Once you have read the listing, retype all of it exactly.

(Information supplied Opens)

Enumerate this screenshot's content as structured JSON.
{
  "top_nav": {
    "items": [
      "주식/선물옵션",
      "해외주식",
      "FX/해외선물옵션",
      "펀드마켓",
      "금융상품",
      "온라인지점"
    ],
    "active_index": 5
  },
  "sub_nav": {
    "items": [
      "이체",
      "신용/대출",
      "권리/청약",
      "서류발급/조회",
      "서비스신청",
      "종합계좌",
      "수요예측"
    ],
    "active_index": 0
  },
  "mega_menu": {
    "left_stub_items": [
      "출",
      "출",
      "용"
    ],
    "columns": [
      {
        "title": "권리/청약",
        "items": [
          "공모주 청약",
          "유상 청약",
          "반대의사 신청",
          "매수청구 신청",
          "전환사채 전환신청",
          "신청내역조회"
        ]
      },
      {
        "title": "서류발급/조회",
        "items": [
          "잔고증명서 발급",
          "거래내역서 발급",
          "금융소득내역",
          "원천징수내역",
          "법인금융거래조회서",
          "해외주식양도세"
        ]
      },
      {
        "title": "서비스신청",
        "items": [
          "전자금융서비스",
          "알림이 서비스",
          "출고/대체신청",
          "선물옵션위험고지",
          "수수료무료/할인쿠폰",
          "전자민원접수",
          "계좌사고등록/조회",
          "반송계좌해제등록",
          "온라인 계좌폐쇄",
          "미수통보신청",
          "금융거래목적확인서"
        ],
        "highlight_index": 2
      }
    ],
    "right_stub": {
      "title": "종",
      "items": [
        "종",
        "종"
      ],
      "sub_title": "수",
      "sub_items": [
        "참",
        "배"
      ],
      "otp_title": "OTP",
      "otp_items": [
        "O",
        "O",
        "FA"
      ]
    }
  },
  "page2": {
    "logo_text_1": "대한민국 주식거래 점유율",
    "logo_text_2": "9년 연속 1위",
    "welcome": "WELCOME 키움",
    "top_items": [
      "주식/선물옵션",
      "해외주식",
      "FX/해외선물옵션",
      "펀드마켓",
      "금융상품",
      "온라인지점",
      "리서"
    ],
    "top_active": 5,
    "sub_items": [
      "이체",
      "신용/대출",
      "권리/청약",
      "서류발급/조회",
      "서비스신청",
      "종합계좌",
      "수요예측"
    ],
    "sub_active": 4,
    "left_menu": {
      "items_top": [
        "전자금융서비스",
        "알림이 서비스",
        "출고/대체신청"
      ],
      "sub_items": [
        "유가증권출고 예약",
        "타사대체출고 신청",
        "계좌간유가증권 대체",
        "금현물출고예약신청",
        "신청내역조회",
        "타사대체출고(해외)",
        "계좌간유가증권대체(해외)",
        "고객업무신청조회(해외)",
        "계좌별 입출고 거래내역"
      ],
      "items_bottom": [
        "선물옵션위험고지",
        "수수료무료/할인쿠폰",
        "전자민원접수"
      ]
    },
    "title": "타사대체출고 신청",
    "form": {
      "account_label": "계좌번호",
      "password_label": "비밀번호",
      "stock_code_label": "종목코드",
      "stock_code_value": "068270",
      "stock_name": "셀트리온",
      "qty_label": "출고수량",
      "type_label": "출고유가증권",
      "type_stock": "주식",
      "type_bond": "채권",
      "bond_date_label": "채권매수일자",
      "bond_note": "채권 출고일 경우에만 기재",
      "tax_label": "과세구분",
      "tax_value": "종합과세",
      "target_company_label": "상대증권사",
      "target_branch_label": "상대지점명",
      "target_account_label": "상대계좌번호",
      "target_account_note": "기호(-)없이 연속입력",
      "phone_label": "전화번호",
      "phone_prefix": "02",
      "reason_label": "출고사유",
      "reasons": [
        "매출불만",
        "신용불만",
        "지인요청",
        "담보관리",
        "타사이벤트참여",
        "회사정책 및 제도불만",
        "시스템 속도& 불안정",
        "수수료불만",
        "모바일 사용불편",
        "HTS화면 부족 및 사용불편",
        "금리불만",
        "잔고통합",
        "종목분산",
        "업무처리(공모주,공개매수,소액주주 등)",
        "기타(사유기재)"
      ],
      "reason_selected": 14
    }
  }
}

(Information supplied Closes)

## Written answer:
Enumerate this screenshot's content as structured JSON.
{
  "top_nav": {
    "items": [
      "주식/선물옵션",
      "해외주식",
      "FX/해외선물옵션",
      "펀드마켓",
      "금융상품",
      "온라인지점"
    ],
    "active_index": 5
  },
  "sub_nav": {
    "items": [
      "이체",
      "신용/대출",
      "권리/청약",
      "서류발급/조회",
      "서비스신청",
      "종합계좌",
      "수요예측"
    ],
    "active_index": 0
  },
  "mega_menu": {
    "left_stub_items": [
      "출",
      "출",
      "용"
    ],
    "columns": [
      {
        "title": "권리/청약",
        "items": [
          "공모주 청약",
          "유상 청약",
          "반대의사 신청",
          "매수청구 신청",
          "전환사채 전환신청",
          "신청내역조회"
        ]
      },
      {
        "title": "서류발급/조회",
        "items": [
          "잔고증명서 발급",
          "거래내역서 발급",
          "금융소득내역",
          "원천징수내역",
          "법인금융거래조회서",
          "해외주식양도세"
        ]
      },
      {
        "title": "서비스신청",
        "items": [
          "전자금융서비스",
          "알림이 서비스",
          "출고/대체신청",
          "선물옵션위험고지",
          "수수료무료/할인쿠폰",
          "전자민원접수",
          "계좌사고등록/조회",
          "반송계좌해제등록",
          "온라인 계좌폐쇄",
          "미수통보신청",
          "금융거래목적확인서"
        ],
        "highlight_index": 2
      }
    ],
    "right_stub": {
      "title": "종",
      "items": [
        "종",
        "종"
      ],
      "sub_title": "수",
      "sub_items": [
        "참",
        "배"
      ],
      "otp_title": "OTP",
      "otp_items": [
        "O",
        "O",
        "FA"
      ]
    }
  },
  "page2": {
    "logo_text_1": "대한민국 주식거래 점유율",
    "logo_text_2": "9년 연속 1위",
    "welcome": "WELCOME 키움",
    "top_items": [
      "주식/선물옵션",
      "해외주식",
      "FX/해외선물옵션",
      "펀드마켓",
      "금융상품",
      "온라인지점",
      "리서"
    ],
    "top_active": 5,
    "sub_items": [
      "이체",
      "신용/대출",
      "권리/청약",
      "서류발급/조회",
      "서비스신청",
      "종합계좌",
      "수요예측"
    ],
    "sub_active": 4,
    "left_menu": {
      "items_top": [
        "전자금융서비스",
        "알림이 서비스",
        "출고/대체신청"
      ],
      "sub_items": [
        "유가증권출고 예약",
        "타사대체출고 신청",
        "계좌간유가증권 대체",
        "금현물출고예약신청",
        "신청내역조회",
        "타사대체출고(해외)",
        "계좌간유가증권대체(해외)",
        "고객업무신청조회(해외)",
        "계좌별 입출고 거래내역"
      ],
      "items_bottom": [
        "선물옵션위험고지",
        "수수료무료/할인쿠폰",
        "전자민원접수"
      ]
    },
    "title": "타사대체출고 신청",
    "form": {
      "account_label": "계좌번호",
      "password_label": "비밀번호",
      "stock_code_label": "종목코드",
      "stock_code_value": "068270",
      "stock_name": "셀트리온",
      "qty_label": "출고수량",
      "type_label": "출고유가증권",
      "type_stock": "주식",
      "type_bond": "채권",
      "bond_date_label": "채권매수일자",
      "bond_note": "채권 출고일 경우에만 기재",
      "tax_label": "과세구분",
      "tax_value": "종합과세",
      "target_company_label": "상대증권사",
      "target_branch_label": "상대지점명",
      "target_account_label": "상대계좌번호",
      "target_account_note": "기호(-)없이 연속입력",
      "phone_label": "전화번호",
      "phone_prefix": "02",
      "reason_label": "출고사유",
      "reasons": [
        "매출불만",
        "신용불만",
        "지인요청",
        "담보관리",
        "타사이벤트참여",
        "회사정책 및 제도불만",
        "시스템 속도& 불안정",
        "수수료불만",
        "모바일 사용불편",
        "HTS화면 부족 및 사용불편",
        "금리불만",
        "잔고통합",
        "종목분산",
        "업무처리(공모주,공개매수,소액주주 등)",
        "기타(사유기재)"
      ],
      "reason_selected": 14
    }
  }
}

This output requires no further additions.